Exercise prompt: Each line of the data that mentions the string "posts" needs to be identified and copied.
------
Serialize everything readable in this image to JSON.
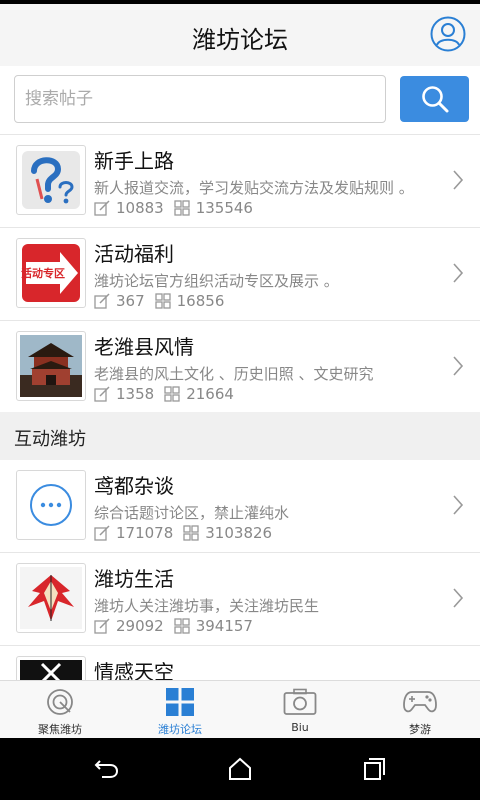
{
  "header": {
    "title": "潍坊论坛"
  },
  "search": {
    "placeholder": "搜索帖子",
    "value": ""
  },
  "forums_top": [
    {
      "name": "新手上路",
      "description": "新人报道交流，学习发贴交流方法及发贴规则 。",
      "posts": "10883",
      "replies": "135546",
      "icon": "question-mark-pencil-icon"
    },
    {
      "name": "活动福利",
      "description": "潍坊论坛官方组织活动专区及展示 。",
      "posts": "367",
      "replies": "16856",
      "icon": "activity-arrow-icon",
      "icon_text": "活动专区"
    },
    {
      "name": "老潍县风情",
      "description": "老潍县的风土文化 、历史旧照 、文史研究",
      "posts": "1358",
      "replies": "21664",
      "icon": "old-gate-tower-icon"
    }
  ],
  "section": {
    "title": "互动潍坊"
  },
  "forums_bottom": [
    {
      "name": "鸢都杂谈",
      "description": "综合话题讨论区，禁止灌纯水",
      "posts": "171078",
      "replies": "3103826",
      "icon": "chat-bubble-icon"
    },
    {
      "name": "潍坊生活",
      "description": "潍坊人关注潍坊事，关注潍坊民生",
      "posts": "29092",
      "replies": "394157",
      "icon": "kite-icon"
    },
    {
      "name": "情感天空",
      "description": "",
      "posts": "",
      "replies": "",
      "icon": "heart-x-icon"
    }
  ],
  "tabs": [
    {
      "label": "聚焦潍坊",
      "icon": "target-icon"
    },
    {
      "label": "潍坊论坛",
      "icon": "grid-icon",
      "active": true
    },
    {
      "label": "Biu",
      "icon": "camera-icon"
    },
    {
      "label": "梦游",
      "icon": "gamepad-icon"
    }
  ],
  "colors": {
    "accent": "#3b8ce0",
    "active_tab": "#2a7fd4",
    "inactive_tab": "#888888"
  }
}
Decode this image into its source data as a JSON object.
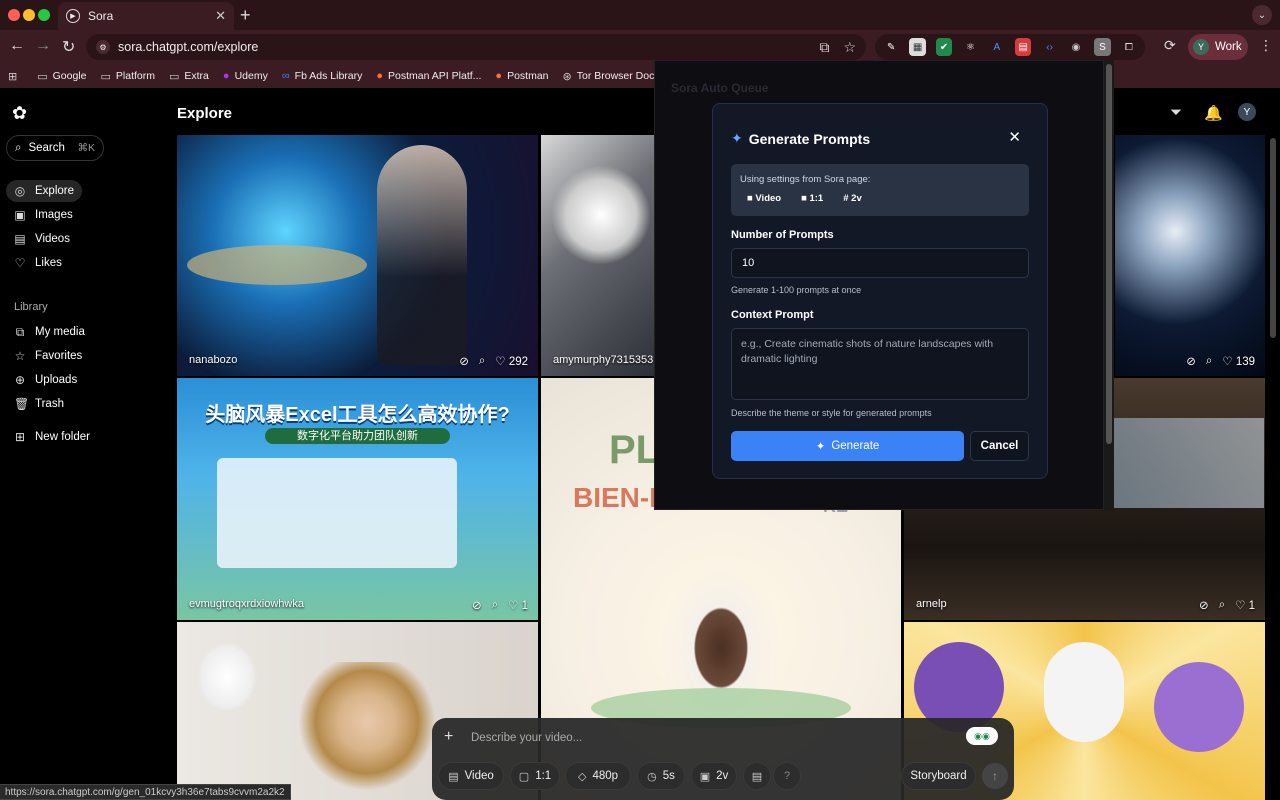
{
  "browser": {
    "tab_title": "Sora",
    "url": "sora.chatgpt.com/explore",
    "profile_label": "Work",
    "profile_initial": "Y",
    "bookmarks": [
      "Google",
      "Platform",
      "Extra",
      "Udemy",
      "Fb Ads Library",
      "Postman API Platf...",
      "Postman",
      "Tor Browser Docs"
    ],
    "status_url": "https://sora.chatgpt.com/g/gen_01kcvy3h36e7tabs9cvvm2a2k2"
  },
  "sidebar": {
    "search_label": "Search",
    "search_shortcut": "⌘K",
    "nav": [
      "Explore",
      "Images",
      "Videos",
      "Likes"
    ],
    "library_label": "Library",
    "library": [
      "My media",
      "Favorites",
      "Uploads",
      "Trash"
    ],
    "new_folder": "New folder"
  },
  "main": {
    "title": "Explore",
    "user_initial": "Y",
    "cards": [
      {
        "user": "nanabozo",
        "likes": "292"
      },
      {
        "user": "amymurphy7315353",
        "likes": ""
      },
      {
        "user": "",
        "likes": "139"
      },
      {
        "user": "evmugtroqxrdxiowhwka",
        "likes": "1",
        "text1": "头脑风暴Excel工具怎么高效协作?",
        "text2": "数字化平台助力团队创新"
      },
      {
        "user": "",
        "likes": "",
        "text1": "PL",
        "text2": "BIEN-Ê",
        "text3": "RE"
      },
      {
        "user": "arnelp",
        "likes": "1"
      },
      {
        "user": "",
        "likes": ""
      },
      {
        "user": "",
        "likes": ""
      }
    ]
  },
  "composer": {
    "placeholder": "Describe your video...",
    "type": "Video",
    "aspect": "1:1",
    "resolution": "480p",
    "duration": "5s",
    "variations": "2v",
    "help": "?",
    "storyboard": "Storyboard"
  },
  "extension": {
    "bg_title": "Sora Auto Queue",
    "modal": {
      "title": "Generate Prompts",
      "settings_label": "Using settings from Sora page:",
      "chip_type": "Video",
      "chip_aspect": "1:1",
      "chip_variations": "2v",
      "num_label": "Number of Prompts",
      "num_value": "10",
      "num_help": "Generate 1-100 prompts at once",
      "ctx_label": "Context Prompt",
      "ctx_placeholder": "e.g., Create cinematic shots of nature landscapes with dramatic lighting",
      "ctx_help": "Describe the theme or style for generated prompts",
      "generate": "Generate",
      "cancel": "Cancel"
    }
  },
  "colors": {
    "accent_blue": "#3b82f6",
    "chrome_bg": "#3a1c22",
    "profile_bg": "#6b2e3a"
  }
}
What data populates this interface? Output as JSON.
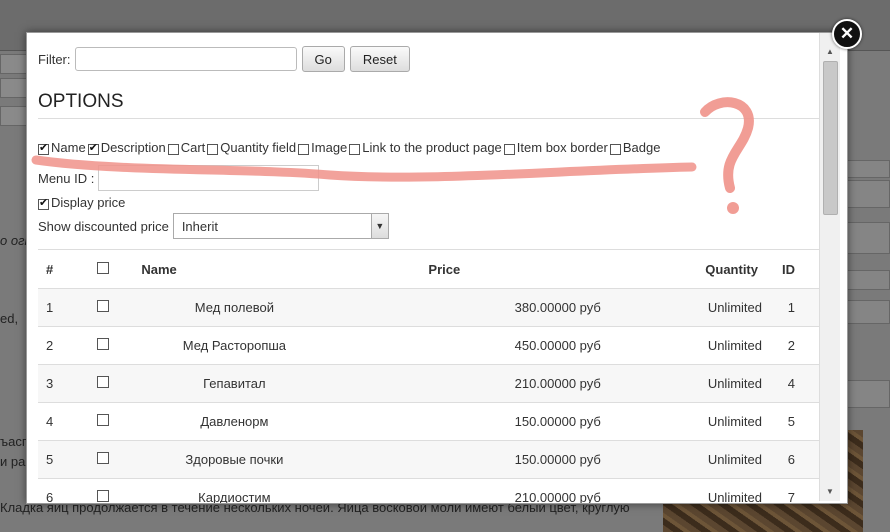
{
  "background": {
    "text_lines": [
      "ed,",
      "о огн",
      "ъасп",
      "и рак",
      "Кладка яиц продолжается в течение нескольких ночей. Яйца восковой моли имеют белый цвет, круглую"
    ]
  },
  "dialog": {
    "close_glyph": "✕",
    "filter": {
      "label": "Filter:",
      "value": "",
      "go_label": "Go",
      "reset_label": "Reset"
    },
    "options_title": "OPTIONS",
    "options": [
      {
        "label": "Name",
        "checked": true
      },
      {
        "label": "Description",
        "checked": true
      },
      {
        "label": "Cart",
        "checked": false
      },
      {
        "label": "Quantity field",
        "checked": false
      },
      {
        "label": "Image",
        "checked": false
      },
      {
        "label": "Link to the product page",
        "checked": false
      },
      {
        "label": "Item box border",
        "checked": false
      },
      {
        "label": "Badge",
        "checked": false
      }
    ],
    "menu_id": {
      "label": "Menu ID :",
      "value": ""
    },
    "display_price": {
      "label": "Display price",
      "checked": true
    },
    "discounted": {
      "label": "Show discounted price",
      "selected": "Inherit"
    },
    "table": {
      "headers": {
        "num": "#",
        "name": "Name",
        "price": "Price",
        "quantity": "Quantity",
        "id": "ID"
      },
      "rows": [
        {
          "num": "1",
          "name": "Мед полевой",
          "price": "380.00000 руб",
          "quantity": "Unlimited",
          "id": "1"
        },
        {
          "num": "2",
          "name": "Мед Расторопша",
          "price": "450.00000 руб",
          "quantity": "Unlimited",
          "id": "2"
        },
        {
          "num": "3",
          "name": "Гепавитал",
          "price": "210.00000 руб",
          "quantity": "Unlimited",
          "id": "4"
        },
        {
          "num": "4",
          "name": "Давленорм",
          "price": "150.00000 руб",
          "quantity": "Unlimited",
          "id": "5"
        },
        {
          "num": "5",
          "name": "Здоровые почки",
          "price": "150.00000 руб",
          "quantity": "Unlimited",
          "id": "6"
        },
        {
          "num": "6",
          "name": "Кардиостим",
          "price": "210.00000 руб",
          "quantity": "Unlimited",
          "id": "7"
        }
      ]
    }
  },
  "annotation": {
    "glyph": "?",
    "color": "#f0928a"
  },
  "icons": {
    "close": "close-icon",
    "scroll_up": "scroll-up-icon",
    "scroll_down": "scroll-down-icon",
    "dropdown": "chevron-down-icon"
  }
}
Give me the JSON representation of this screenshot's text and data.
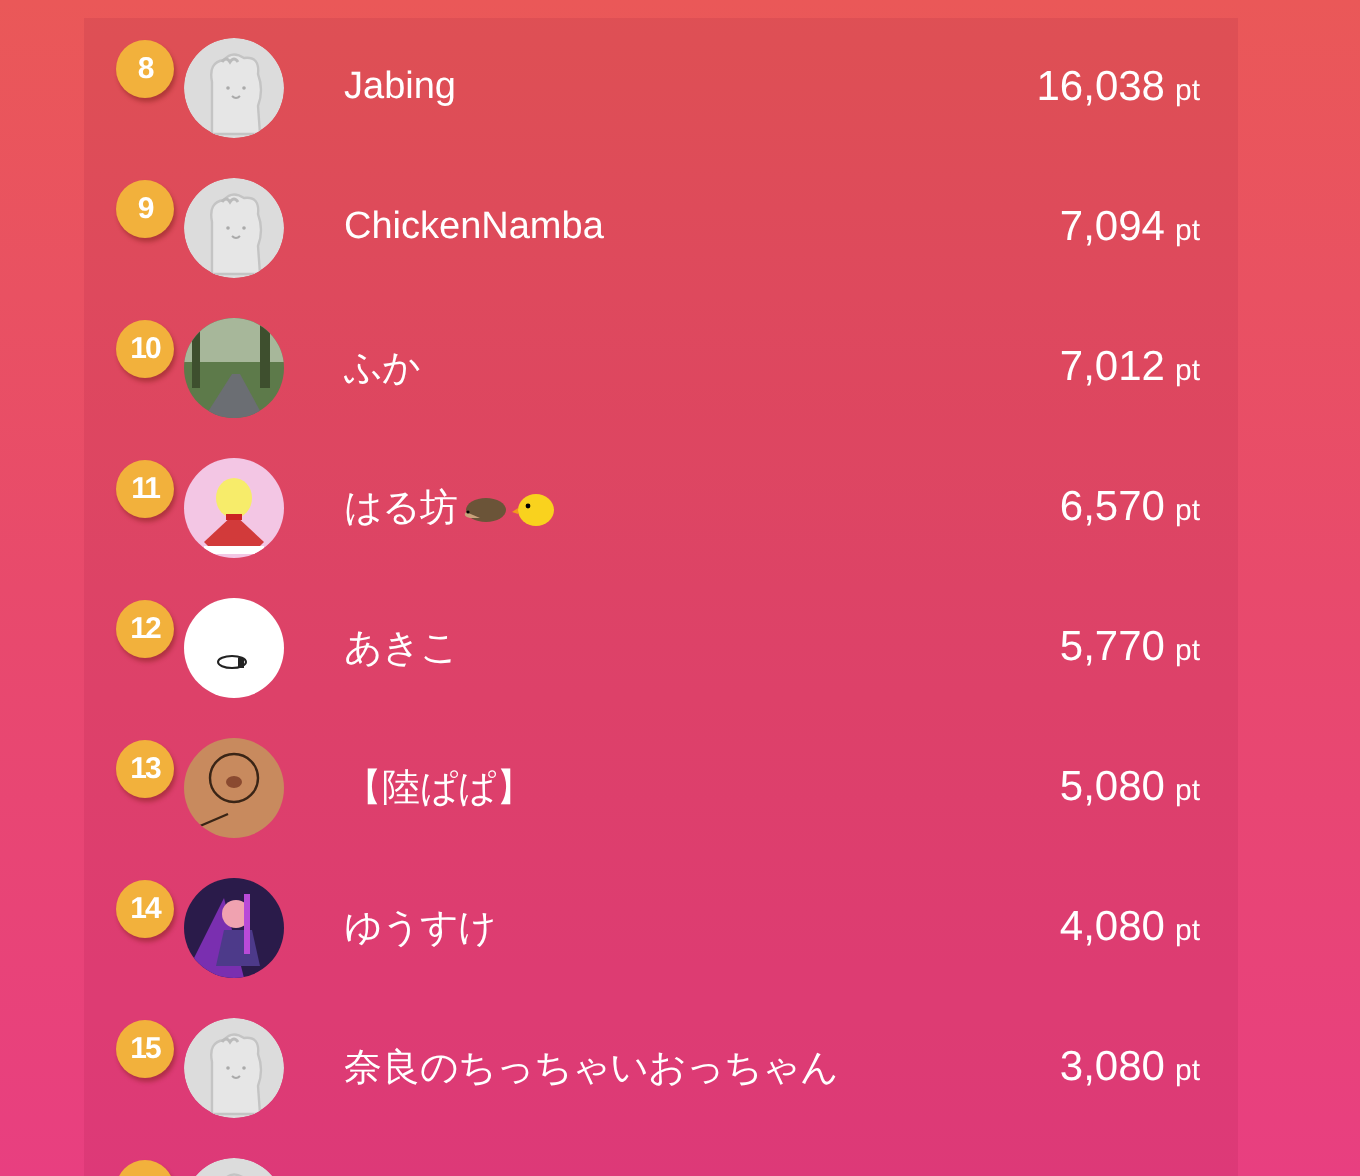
{
  "ranking": [
    {
      "kind": "full",
      "rank": "8",
      "avatar": {
        "kind": "default"
      },
      "name": "Jabing",
      "points": "16,038",
      "unit": "pt"
    },
    {
      "kind": "full",
      "rank": "9",
      "avatar": {
        "kind": "default"
      },
      "name": "ChickenNamba",
      "points": "7,094",
      "unit": "pt"
    },
    {
      "kind": "full",
      "rank": "10",
      "name": "ふか",
      "points": "7,012",
      "unit": "pt"
    },
    {
      "kind": "full",
      "rank": "11",
      "name": "はる坊",
      "name_emoji": [
        {
          "kind": "hedgehog"
        },
        {
          "kind": "chick"
        }
      ],
      "points": "6,570",
      "unit": "pt"
    },
    {
      "kind": "full",
      "rank": "12",
      "name": "あきこ",
      "points": "5,770",
      "unit": "pt"
    },
    {
      "kind": "full",
      "rank": "13",
      "name": "【陸ぱぱ】",
      "points": "5,080",
      "unit": "pt"
    },
    {
      "kind": "full",
      "rank": "14",
      "name": "ゆうすけ",
      "points": "4,080",
      "unit": "pt"
    },
    {
      "kind": "full",
      "rank": "15",
      "avatar": {
        "kind": "default"
      },
      "name": "奈良のちっちゃいおっちゃん",
      "points": "3,080",
      "unit": "pt"
    },
    {
      "kind": "cut",
      "avatar": {
        "kind": "default"
      }
    }
  ]
}
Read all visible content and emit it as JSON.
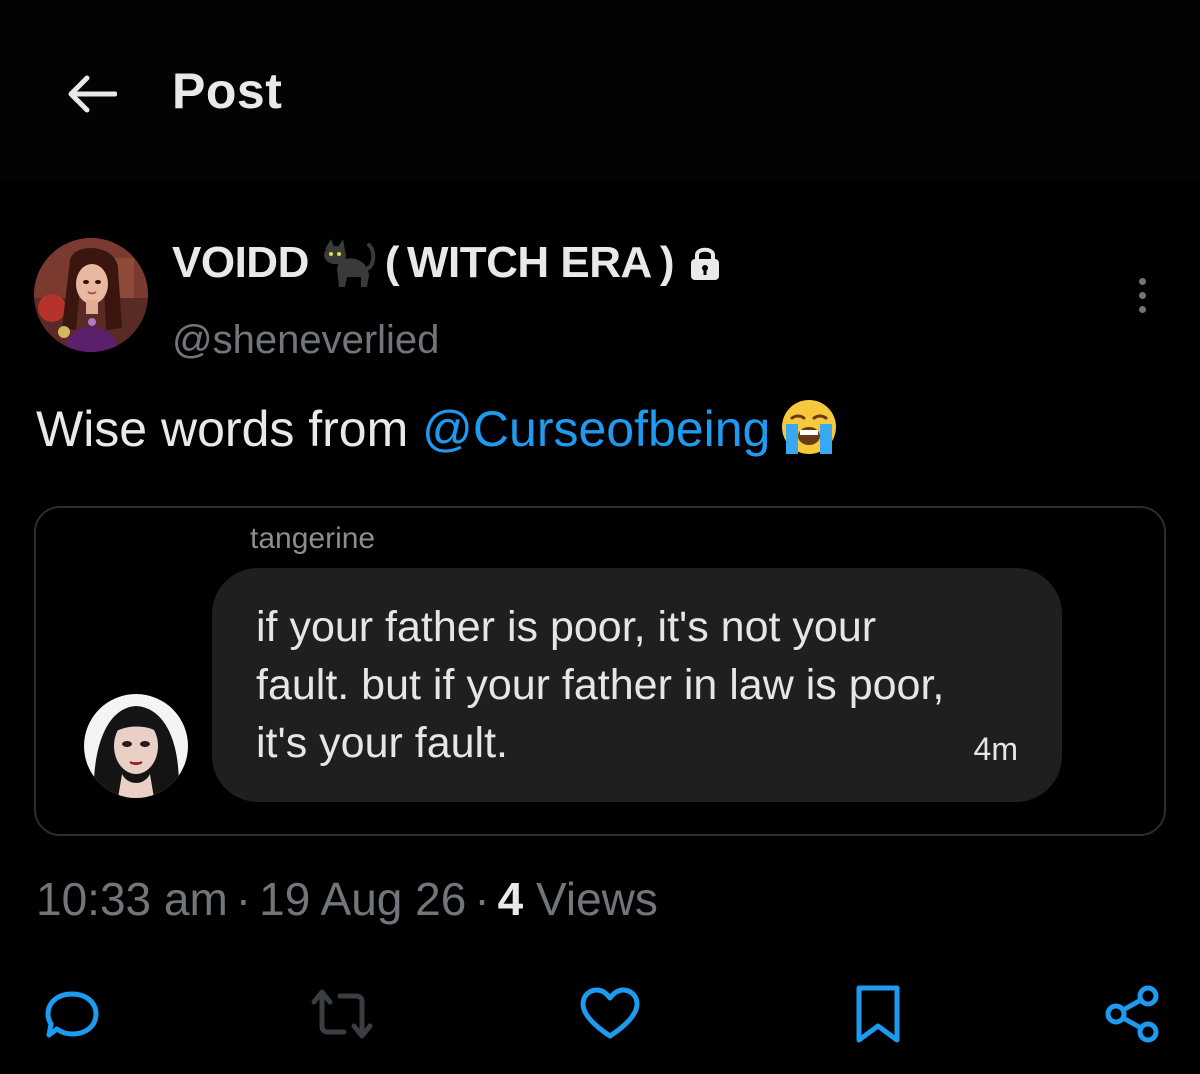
{
  "header": {
    "title": "Post"
  },
  "author": {
    "display_name_start": "VOIDD",
    "display_name_kaomoji_open": "(",
    "display_name_core": "WITCH ERA",
    "display_name_kaomoji_close": ")",
    "handle": "@sheneverlied",
    "protected": true
  },
  "post": {
    "text_prefix": "Wise words from ",
    "mention": "@Curseofbeing",
    "emoji": "loudly-crying-face"
  },
  "quoted": {
    "name": "tangerine",
    "message": "if your father is poor, it's not your fault. but if your father in law is poor, it's your fault.",
    "time": "4m"
  },
  "meta": {
    "time": "10:33 am",
    "separator": "·",
    "date": "19 Aug 26",
    "views_count": "4",
    "views_label": " Views"
  },
  "actions": [
    {
      "name": "reply",
      "icon": "reply-icon"
    },
    {
      "name": "repost",
      "icon": "repost-icon"
    },
    {
      "name": "like",
      "icon": "heart-icon"
    },
    {
      "name": "bookmark",
      "icon": "bookmark-icon"
    },
    {
      "name": "share",
      "icon": "share-icon"
    }
  ],
  "colors": {
    "background": "#000000",
    "text": "#e7e9ea",
    "secondary": "#71767b",
    "link": "#1d9bf0",
    "bubble": "#1e1f21"
  }
}
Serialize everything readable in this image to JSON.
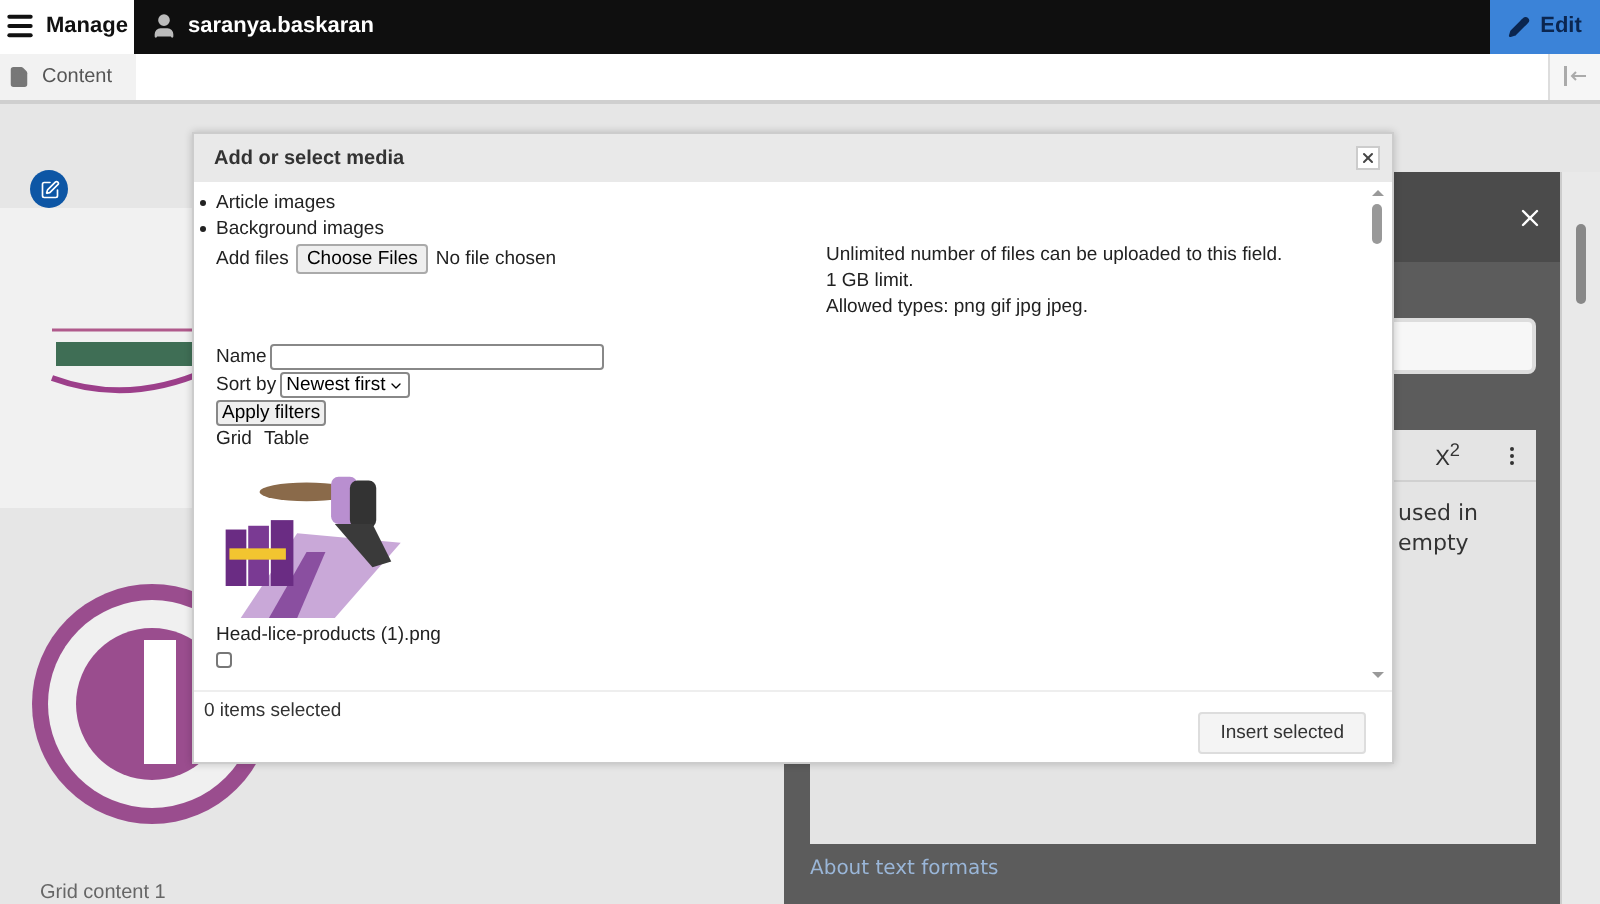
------
Output:
      "posts": "10883",
      "posts": "367",
      "posts": "1358",
      "posts": "171078",
      "posts": "29092",
      "posts": "",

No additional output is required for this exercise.